Metals Chain link fence Punched plate Metal mesh OK
Rubber Violation of 56.14112(b). Not securely in place
Rubber OK Violation of 56.14112(b). Not securely in place
Tensar OK Tensar ® is a high strength polyethylene mesh used for roof and rib control in underground salt or coal mines. Here the Tensar is stretched over a sturdy aluminum tube frame and well-secured with heavy-duty plastic wire ties. * Please note that Tensar can degrade in direct sunlight or in contact with limestone.
Plastics Plastic construction fencing Custom shapes or cut-to-fit plastic OK
Wood Deteriorating and delaminating Head pulley guard OK
Return Rollers Considered to be “similar moving parts” and are to be guarded when miners are exposed to injury during work or travel activities. For instance, when cleaning or working under, or crossing under an operating belt conveyor that is not guarded by location.
Alternative Methods for Guarding Return Rollers Illustrations from Guide to Equipment Guarding Handbook - 2004 OK
Alternative Return Roller Guarding Methods OK Guard not secured in place

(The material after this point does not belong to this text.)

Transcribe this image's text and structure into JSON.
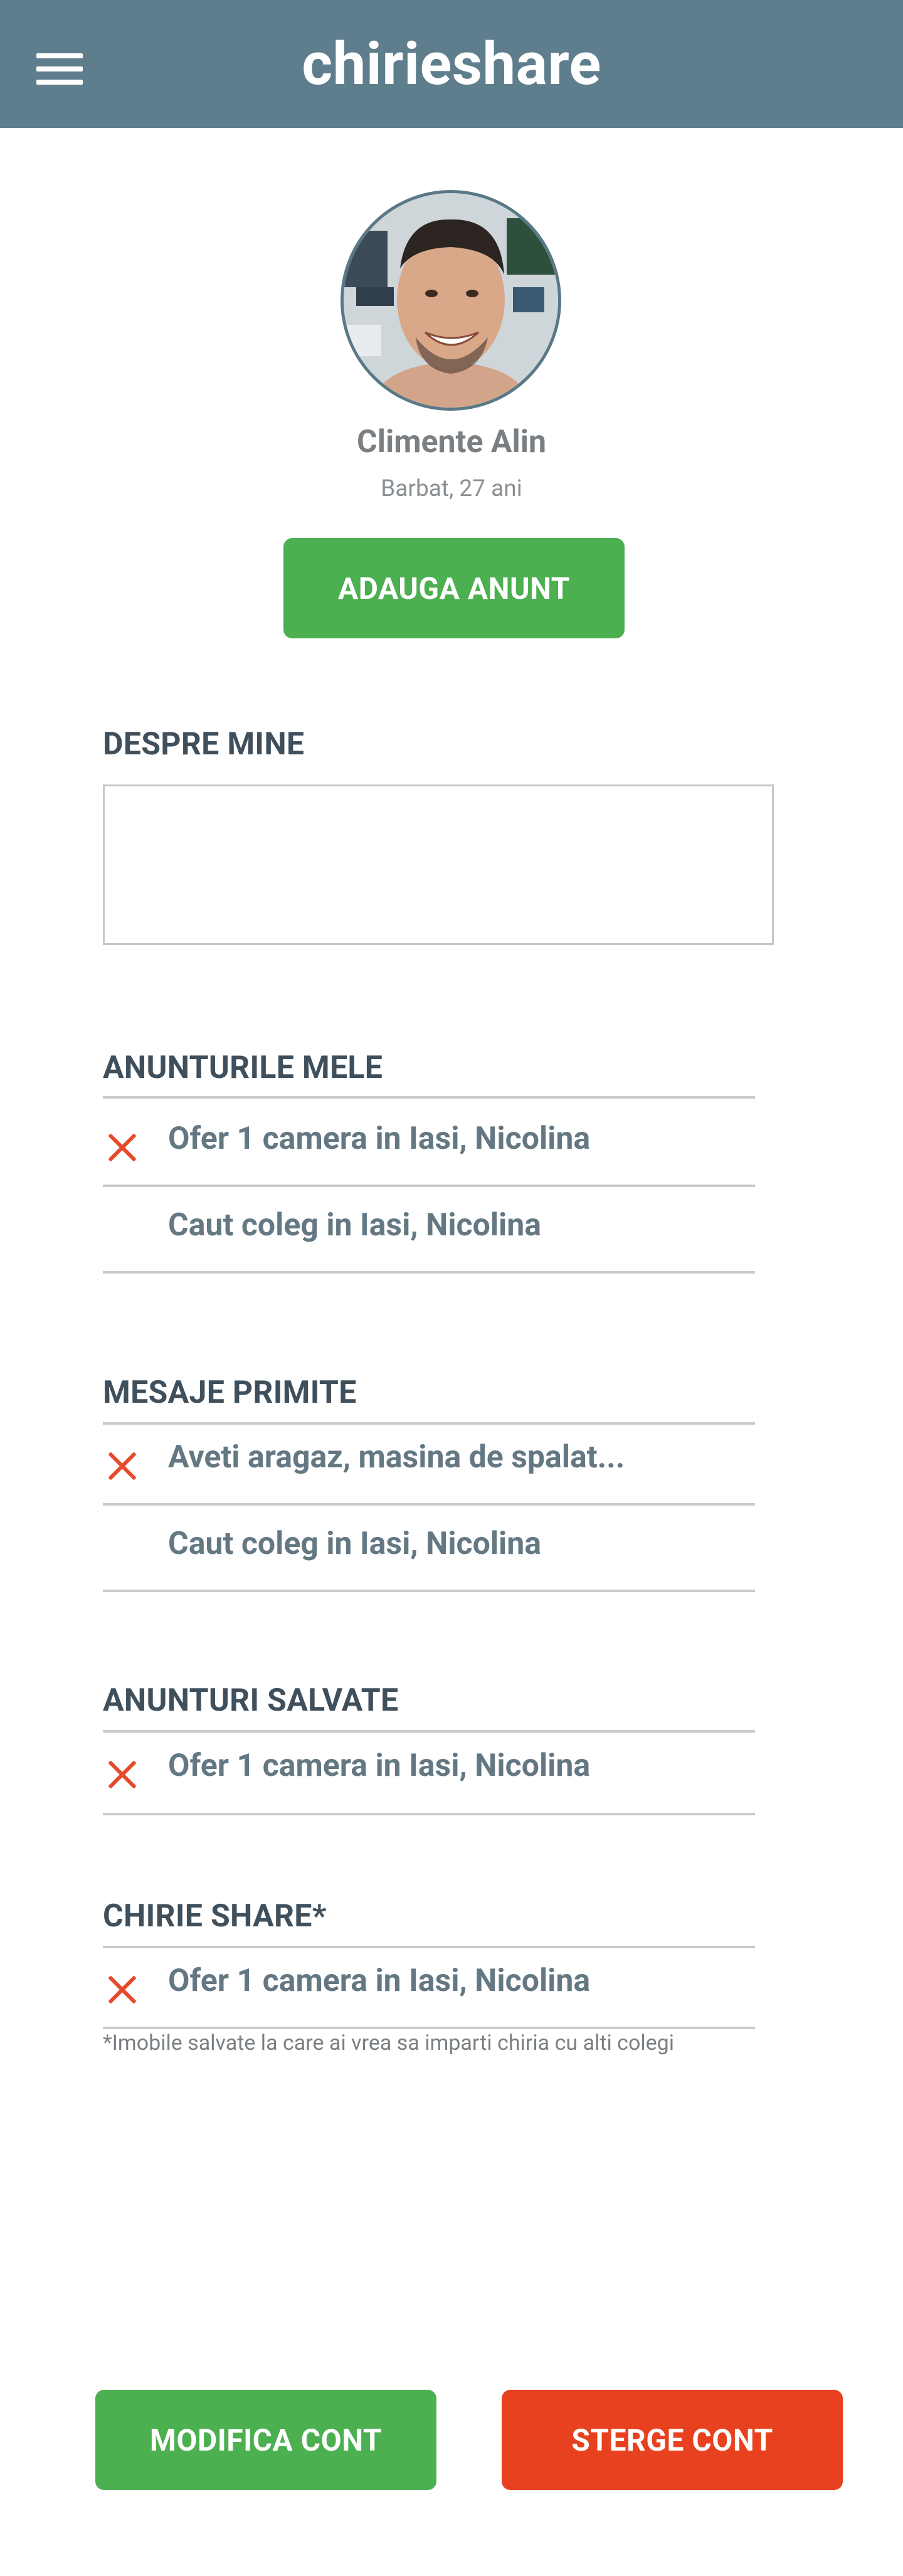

Alternative Methods for Guarding Return Rollers In-running nip point guarded full width of belt. Note that guard extends past end of roller. OK
Alternative Methods for Guarding Return Rollers Belting location. Adjust guard to minimize gaps. OK

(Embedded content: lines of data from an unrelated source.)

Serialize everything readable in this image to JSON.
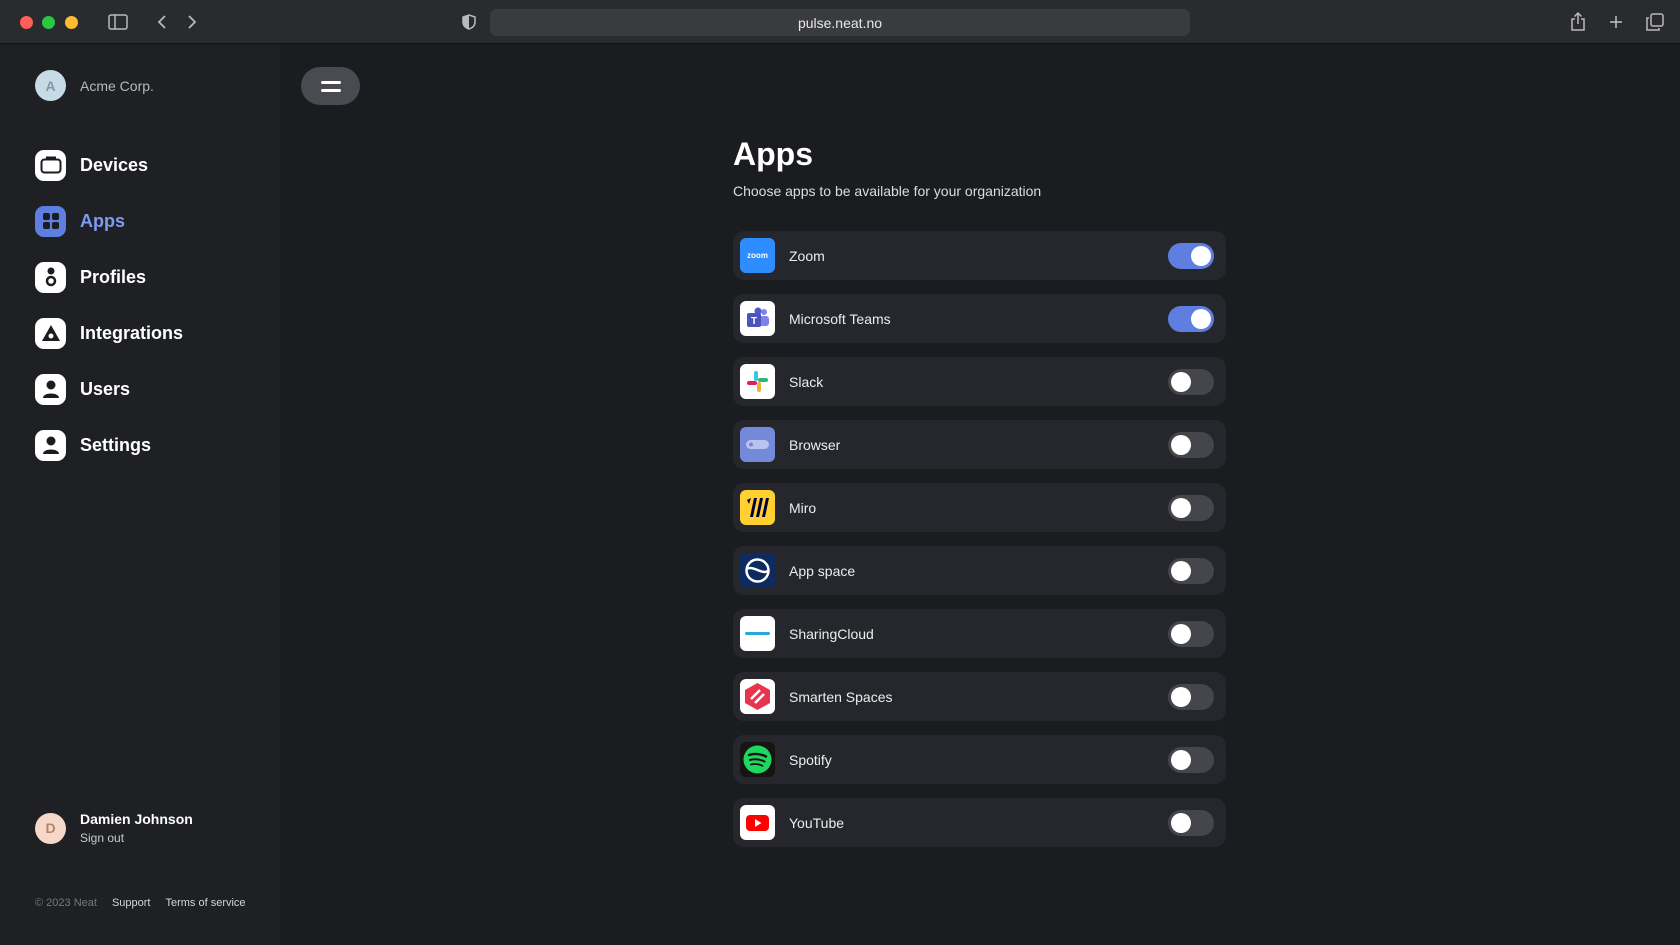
{
  "browser": {
    "url": "pulse.neat.no",
    "icons": [
      "sidebar-toggle-icon",
      "back-arrow-icon",
      "forward-arrow-icon",
      "privacy-shield-icon",
      "share-icon",
      "new-tab-plus-icon",
      "tabs-overview-icon"
    ]
  },
  "sidebar": {
    "org": {
      "initial": "A",
      "name": "Acme Corp."
    },
    "nav": [
      {
        "label": "Devices",
        "icon": "device-screen-icon",
        "active": false
      },
      {
        "label": "Apps",
        "icon": "apps-grid-icon",
        "active": true
      },
      {
        "label": "Profiles",
        "icon": "profiles-icon",
        "active": false
      },
      {
        "label": "Integrations",
        "icon": "integrations-triangle-icon",
        "active": false
      },
      {
        "label": "Users",
        "icon": "user-icon",
        "active": false
      },
      {
        "label": "Settings",
        "icon": "settings-user-icon",
        "active": false
      }
    ],
    "user": {
      "initial": "D",
      "name": "Damien Johnson",
      "signout": "Sign out"
    },
    "footer": {
      "copyright": "© 2023 Neat",
      "support": "Support",
      "terms": "Terms of service"
    }
  },
  "main": {
    "title": "Apps",
    "subtitle": "Choose apps to be available for your organization",
    "apps": [
      {
        "name": "Zoom",
        "icon": "zoom-logo-icon",
        "enabled": true
      },
      {
        "name": "Microsoft Teams",
        "icon": "microsoft-teams-logo-icon",
        "enabled": true
      },
      {
        "name": "Slack",
        "icon": "slack-logo-icon",
        "enabled": false
      },
      {
        "name": "Browser",
        "icon": "browser-icon",
        "enabled": false
      },
      {
        "name": "Miro",
        "icon": "miro-logo-icon",
        "enabled": false
      },
      {
        "name": "App space",
        "icon": "app-space-logo-icon",
        "enabled": false
      },
      {
        "name": "SharingCloud",
        "icon": "sharingcloud-logo-icon",
        "enabled": false
      },
      {
        "name": "Smarten Spaces",
        "icon": "smarten-spaces-logo-icon",
        "enabled": false
      },
      {
        "name": "Spotify",
        "icon": "spotify-logo-icon",
        "enabled": false
      },
      {
        "name": "YouTube",
        "icon": "youtube-logo-icon",
        "enabled": false
      }
    ]
  },
  "colors": {
    "accent": "#5e7fe0",
    "background": "#1b1c20",
    "sidebar": "#1f2024",
    "row": "#26272c"
  }
}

1 56/57.14108 Overhead drive belts 2 56/57.14109 Unguarded conveyors with adjacent travelways 3 56.57.14112 Construction and maintenance of guards Other standards to consider when inspecting belt conveyors
Whipping Action of V-Belts OK 56/57.14108 – Overhead drive belts. Overhead drive belts shall be guarded to contain the whipping action of a broken belt if that action could be hazardous to persons.
§ 56/57.14109 - Unguarded conveyors w/ adjacent travelways Unguarded conveyors next to travelways shall be equipped with – (a) Emergency stop devices to readily deactivate the drive motor… or… (b) Railings positioned to prevent persons from falling on or against the conveyor…
Emergency Stop Devices OK How low or slack & still compliant? Able to readily deactivate.
56/57.14112 – Construction and maintenance of guards (a) Guards shall be constructed and maintained to – (1) Withstand the vibration, shock and wear to which they will be subjected during normal operations; and (2) Not create a hazard by their use
56/57.14112 – Construction and maintenance of guards (b)Guards shall be securely in place while machinery is being operated, except when testing or making adjustments which cannot be performed without removal of the guard. Consider also: 56/57.14105 – Procedures during repairs or maintenance
Securely in Place - not easily dislodged - Fastened Held in place by its own weight, bulk or method of attachment
This Tensar mesh guard is not secure at the bottom and is easily bypassed. The grease line must be extended outside the guard. Securely in Place * Please note that Tensar can degrade in direct sunlight or in contact with limestone.
Many types of fasteners are acceptable Fasteners & Fastening Systems * Fastener locking devices are not required. Tools are not required to remove a fastener. *